Find every line of the records that has "Downloads" and return it.

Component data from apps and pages
####

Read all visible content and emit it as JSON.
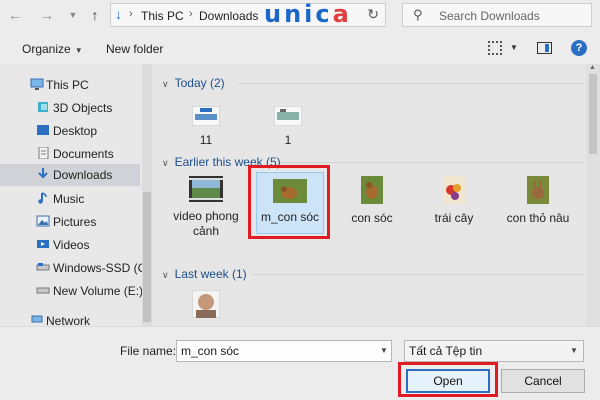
{
  "address": {
    "crumbs": [
      "This PC",
      "Downloads"
    ],
    "refresh_icon": "refresh-icon"
  },
  "logo": {
    "text_a": "unic",
    "text_b": "a"
  },
  "search": {
    "placeholder": "Search Downloads"
  },
  "toolbar": {
    "organize": "Organize",
    "new_folder": "New folder",
    "help": "?"
  },
  "nav": {
    "items": [
      {
        "label": "This PC",
        "icon": "computer-icon"
      },
      {
        "label": "3D Objects",
        "icon": "cube-icon"
      },
      {
        "label": "Desktop",
        "icon": "desktop-icon"
      },
      {
        "label": "Documents",
        "icon": "document-icon"
      },
      {
        "label": "Downloads",
        "icon": "download-icon",
        "selected": true
      },
      {
        "label": "Music",
        "icon": "music-icon"
      },
      {
        "label": "Pictures",
        "icon": "pictures-icon"
      },
      {
        "label": "Videos",
        "icon": "video-icon"
      },
      {
        "label": "Windows-SSD (C:)",
        "icon": "drive-icon"
      },
      {
        "label": "New Volume (E:)",
        "icon": "drive-icon"
      },
      {
        "label": "Network",
        "icon": "network-icon"
      }
    ]
  },
  "groups": {
    "today": {
      "label": "Today (2)",
      "files": [
        {
          "name": "11"
        },
        {
          "name": "1"
        }
      ]
    },
    "earlier": {
      "label": "Earlier this week (5)",
      "files": [
        {
          "name": "video phong cảnh"
        },
        {
          "name": "m_con sóc",
          "selected": true
        },
        {
          "name": "con sóc"
        },
        {
          "name": "trái cây"
        },
        {
          "name": "con thỏ nâu"
        }
      ]
    },
    "last_week": {
      "label": "Last week (1)"
    }
  },
  "footer": {
    "file_name_label": "File name:",
    "file_name_value": "m_con sóc",
    "file_type": "Tất cả Tệp tin",
    "open": "Open",
    "cancel": "Cancel"
  },
  "colors": {
    "accent": "#2b6fc2",
    "highlight": "#e01b22",
    "selection": "#cde3f7"
  }
}
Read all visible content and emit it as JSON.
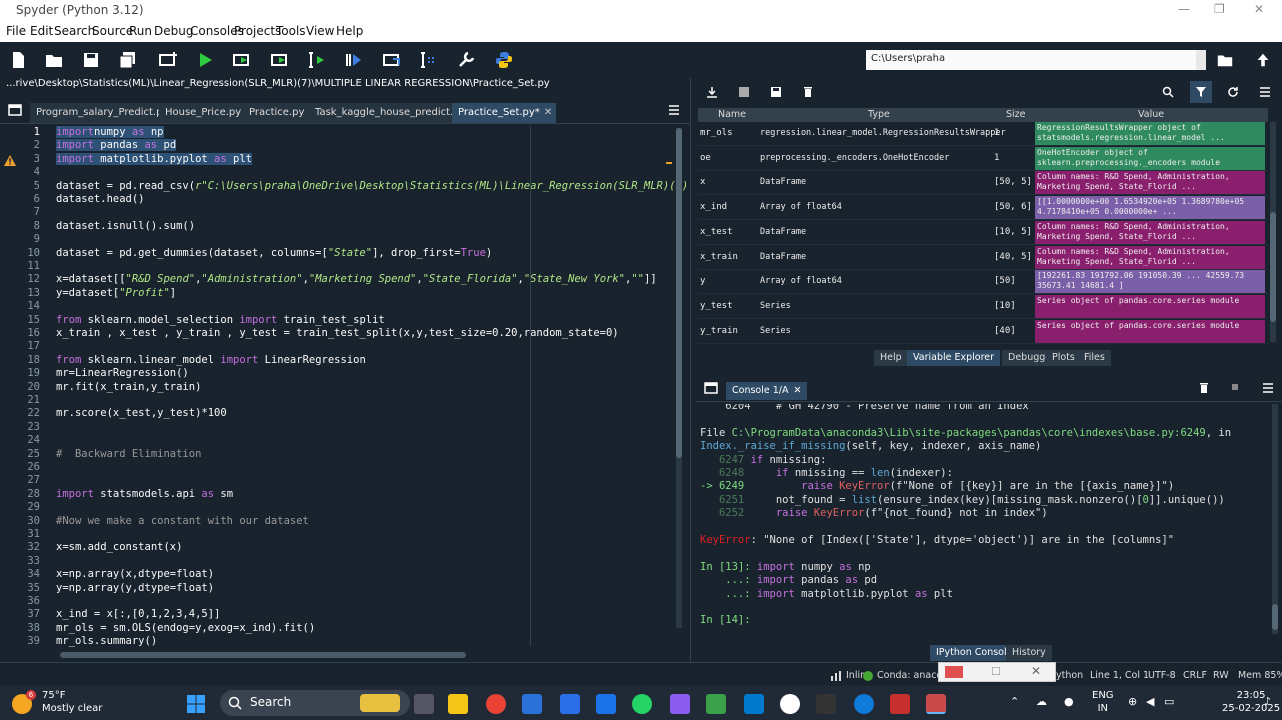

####

RESPONSE AREA:
      "Downloads"
    "placeholder": "Search Downloads"
        "label": "Downloads",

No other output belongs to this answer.